Failures of other Axis units in Sicily then forced Livorno division to retreat. The retreat route passed through Agira and Regalbuto, where Livorno suffered severe losses. The remnants of Livorno were sent to 2nd echelon at Castroreale to reorganize on 30 July 1943, but because of a complete absence of supplies, the decision was made to evacuate to the mainland Italy. On 1 August 1943, the Livorno division reached Messina. From 1 August 1943 until 14 August 1943 the Livorno was ferried to Calabria, suffering further losses in the process. Only 4200 troops out of an initial strength of 13000 were evacuated. In early September, 1943, the Livorno was sent to Piedmont province for reorganization. It surrendered to the German forces on 9 September 1943, while most of the personnel had deserted.[2]

Commander[edit]

Order of battle[edit]
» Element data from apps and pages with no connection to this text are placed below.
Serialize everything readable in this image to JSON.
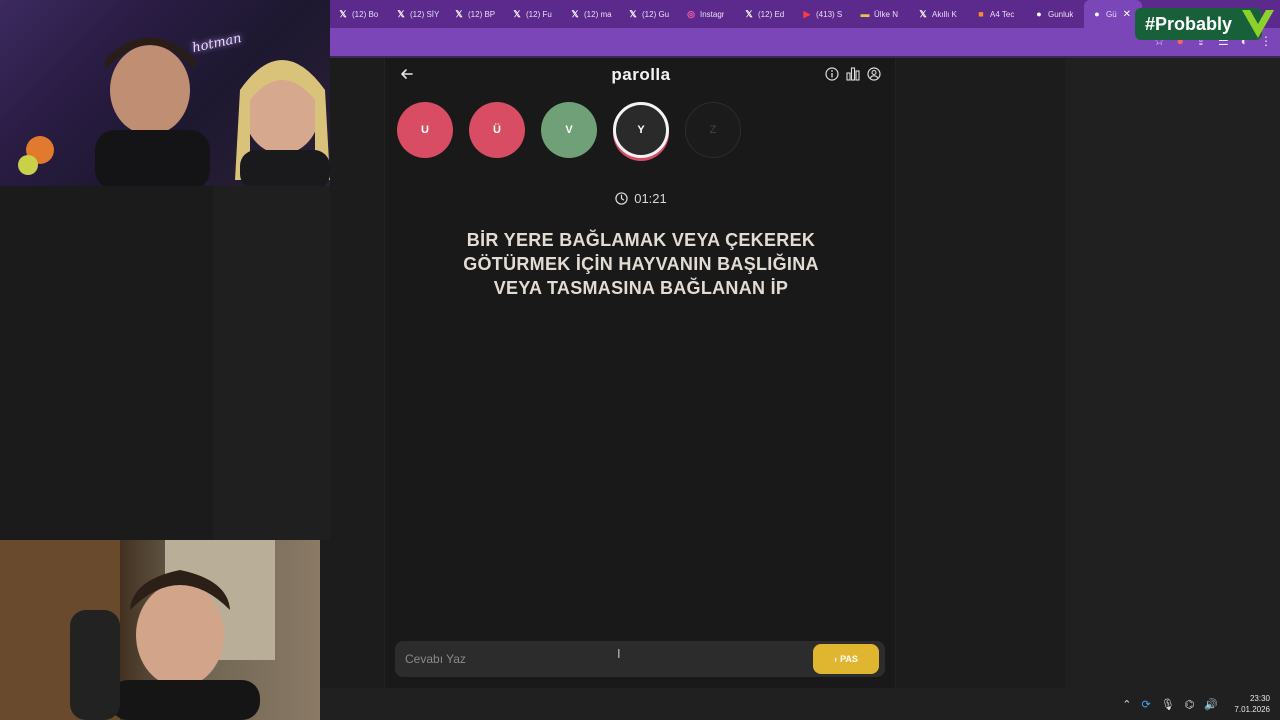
{
  "browser": {
    "tabs": [
      {
        "icon": "x-logo-icon",
        "label": "(12) Bo"
      },
      {
        "icon": "x-logo-icon",
        "label": "(12) SİY"
      },
      {
        "icon": "x-logo-icon",
        "label": "(12) BP"
      },
      {
        "icon": "x-logo-icon",
        "label": "(12) Fu"
      },
      {
        "icon": "x-logo-icon",
        "label": "(12) ma"
      },
      {
        "icon": "x-logo-icon",
        "label": "(12) Gu"
      },
      {
        "icon": "instagram-icon",
        "label": "Instagr"
      },
      {
        "icon": "x-logo-icon",
        "label": "(12) Ed"
      },
      {
        "icon": "youtube-icon",
        "label": "(413) S"
      },
      {
        "icon": "folder-icon",
        "label": "Ülke N"
      },
      {
        "icon": "x-logo-icon",
        "label": "Akıllı K"
      },
      {
        "icon": "hb-icon",
        "label": "A4 Tec"
      },
      {
        "icon": "globe-icon",
        "label": "Gunluk"
      }
    ],
    "active_tab_label": "Gü"
  },
  "overlay": {
    "badge_text": "#Probably"
  },
  "game": {
    "title": "parolla",
    "letters": [
      {
        "char": "U",
        "state": "wrong"
      },
      {
        "char": "Ü",
        "state": "wrong"
      },
      {
        "char": "V",
        "state": "correct"
      },
      {
        "char": "Y",
        "state": "current"
      },
      {
        "char": "Z",
        "state": "pending"
      }
    ],
    "timer": "01:21",
    "question_lines": [
      "BİR YERE BAĞLAMAK VEYA ÇEKEREK",
      "GÖTÜRMEK İÇİN HAYVANIN BAŞLIĞINA",
      "VEYA TASMASINA BAĞLANAN İP"
    ],
    "answer_placeholder": "Cevabı Yaz",
    "answer_value": "",
    "pass_label": "PAS"
  },
  "webcam": {
    "neon_sign": "hotman"
  },
  "taskbar": {
    "time": "23:30",
    "date": "7.01.2026"
  },
  "colors": {
    "wrong": "#d84d63",
    "correct": "#6fa077",
    "pass": "#e0b52f",
    "browser": "#7a46b8"
  }
}
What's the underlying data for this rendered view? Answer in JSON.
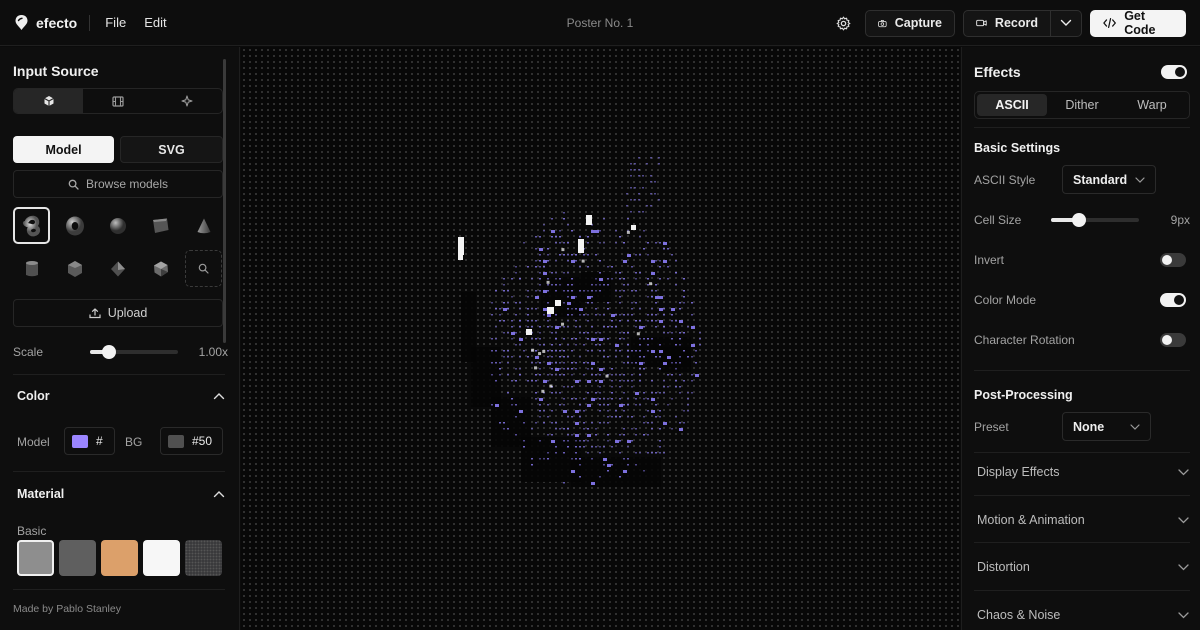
{
  "app": {
    "name": "efecto",
    "menu": [
      "File",
      "Edit"
    ],
    "document_title": "Poster No. 1"
  },
  "toolbar": {
    "capture_label": "Capture",
    "record_label": "Record",
    "get_code_label": "Get Code"
  },
  "input_source": {
    "title": "Input Source",
    "source_tabs": [
      "cube-icon",
      "film-icon",
      "sparkle-icon"
    ],
    "active_source_tab": 0,
    "type_tabs": [
      "Model",
      "SVG"
    ],
    "active_type": "Model",
    "browse_label": "Browse models",
    "model_shapes": [
      "knot",
      "torus",
      "sphere",
      "box",
      "cone",
      "cylinder",
      "dodecahedron",
      "octahedron",
      "icosahedron",
      "search"
    ],
    "selected_model": 0,
    "upload_label": "Upload",
    "scale": {
      "label": "Scale",
      "value": 1.0,
      "display": "1.00x"
    }
  },
  "color": {
    "title": "Color",
    "model_label": "Model",
    "model_value": "#",
    "model_color": "#9b85ff",
    "bg_label": "BG",
    "bg_value": "#50",
    "bg_color": "#505050"
  },
  "material": {
    "title": "Material",
    "group_label": "Basic",
    "swatches": [
      "#8e8e8e",
      "#5f5f5f",
      "#dca06a",
      "#f7f7f7",
      "#3a3a3c"
    ],
    "selected": 0
  },
  "footer": {
    "credit": "Made by Pablo Stanley"
  },
  "effects": {
    "title": "Effects",
    "enabled": true,
    "tabs": [
      "ASCII",
      "Dither",
      "Warp"
    ],
    "active_tab": "ASCII",
    "basic_settings_title": "Basic Settings",
    "ascii_style_label": "ASCII Style",
    "ascii_style_value": "Standard",
    "cell_size_label": "Cell Size",
    "cell_size_value": 9,
    "cell_size_display": "9px",
    "invert_label": "Invert",
    "invert": false,
    "color_mode_label": "Color Mode",
    "color_mode": true,
    "char_rotation_label": "Character Rotation",
    "char_rotation": false,
    "post_title": "Post-Processing",
    "preset_label": "Preset",
    "preset_value": "None",
    "sections": [
      "Display Effects",
      "Motion & Animation",
      "Distortion",
      "Chaos & Noise"
    ]
  },
  "canvas": {
    "accent_color": "#8b7cf6",
    "highlight_color": "#ffffff"
  }
}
  • 33. Livorno Infantry Regiment
  • 34. Livorno Infantry Regiment
  • 28. Monviso Artillery Regiment
  • 4. Motor Tricycle Group
  • 4. Mortar Battalion
  • 4. Anti-Tank Battalion
  • 4. Engineer Battalion
  • 4. Signals Company
  • 4. Training and Radio Company
  • 7. Chemical Company
  • 20. Pioneer Company
  • 11. Engineer Battalion
  • 12. Medical Section
  • 13. Surgical Unit
  • 68. Medical Section
  • 20. Field Hospital
  • 22. Field Hospital
  • 63. Field Hospital
  • 122. Field Hospital
  • 8. Supply Section
  • 4. Motor Transport Section
  • 56. Bakery Squadron
  • 10. Carabinieri Section
  • 11. Carabinieri Section [2][nb 1]

Notes[edit]

Footnotes
  1. ^ An Italian Infantry Division normally consisted of two Infantry Regiments (three Battalions each), an Artillery Regiment, a Mortar Battalion (two companies), an Anti Tank Company, a Blackshirt Legion (Regiment of two Battalions). Each Division had only about 7,000 men, The Infantry and Artillery Regiments contained 1,650 men, the Blackshirt Legion 1,200, each company 150 men.[4]
Citations
  1. ^ http://www.wwii-photos-maps.com/italianarmy/Order%20of%20Battle/slides/Italian%20Army%20OB%20%20068.html
  2. ^ a b c Wendal, Marcus. "Italian Army". Axis History. Retrieved 2009-10-04. 
  3. ^ The New York Times, 13 July 1943, page 2
  4. ^ Paoletti, p 170
  • Paoletti, Ciro (2008). A Military History of Italy. Greenwood Publishing Group. ISBN 0-275-98505-9. 

External links[edit]

  • In 1947, Lt. Col. Dante Ugo Leonardi, formerly commander of the 3rd Battalion, 34th Infantry Regiment of the Livorno Division, published a little book entitled "Luglio 1943 in Sicilia" (July 1943 in Sicily). The account can be read here [1]